If you buy and sell an NFT that violates IP law you could be liable. Steer clear of bootleg NFT's that copy popular collections.
NFTs Govern Ownership of the Token, Not the Underlying IP Rights
Ownership of an NFT as a unique token – versus ownership of the content that such NFT may be associated with – is a critical distinction. When someone purchases an NFT tied to a piece of content, they have not automatically purchased the underlying intellectual property rights in such piece of content. Under Section 106 of the U.S. Copyright Act, a copyright owner has certain exclusive rights to reproduce, prepare derivative works of, perform, display, and distribute the copyrighted work. As a general rule, the purchase of a piece of art does not transfer all copyright in such work to the buyer. For example, when someone buys a painting at an art gallery for their home, they are acquiring the physical painting itself, which they can display, but not the underlying rights to reproduce, make derivative works of, or distribute copies of such painting.
Source: Fashion Law
Getting sued for $150k for flipping an NFT
OpenSea Just Saved Their Users Millions in Potential Copyright Damages

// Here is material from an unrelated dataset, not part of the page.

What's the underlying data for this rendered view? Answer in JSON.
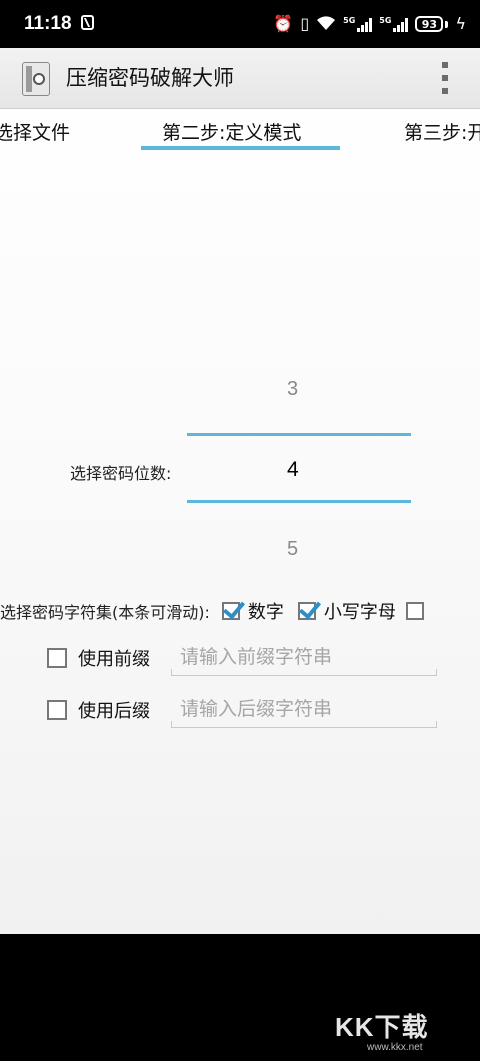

On July 13th, Opensea, the leading marketplace for secondary NFT purchases, delisted CryptoPhunks from their platform and threw the NFT world into a storm. Some people came to the defense of Opensea, claiming this is a good step in protecting the intellectual property rights of artists. Others bashed Opensea, because censorship and regulation can be the highest form of treason in a decentralized world. What most people don’t realize is that Opensea protected not only itself, but the people who use their marketplace from potentially huge legal repercussions.
Source: NFT Attorney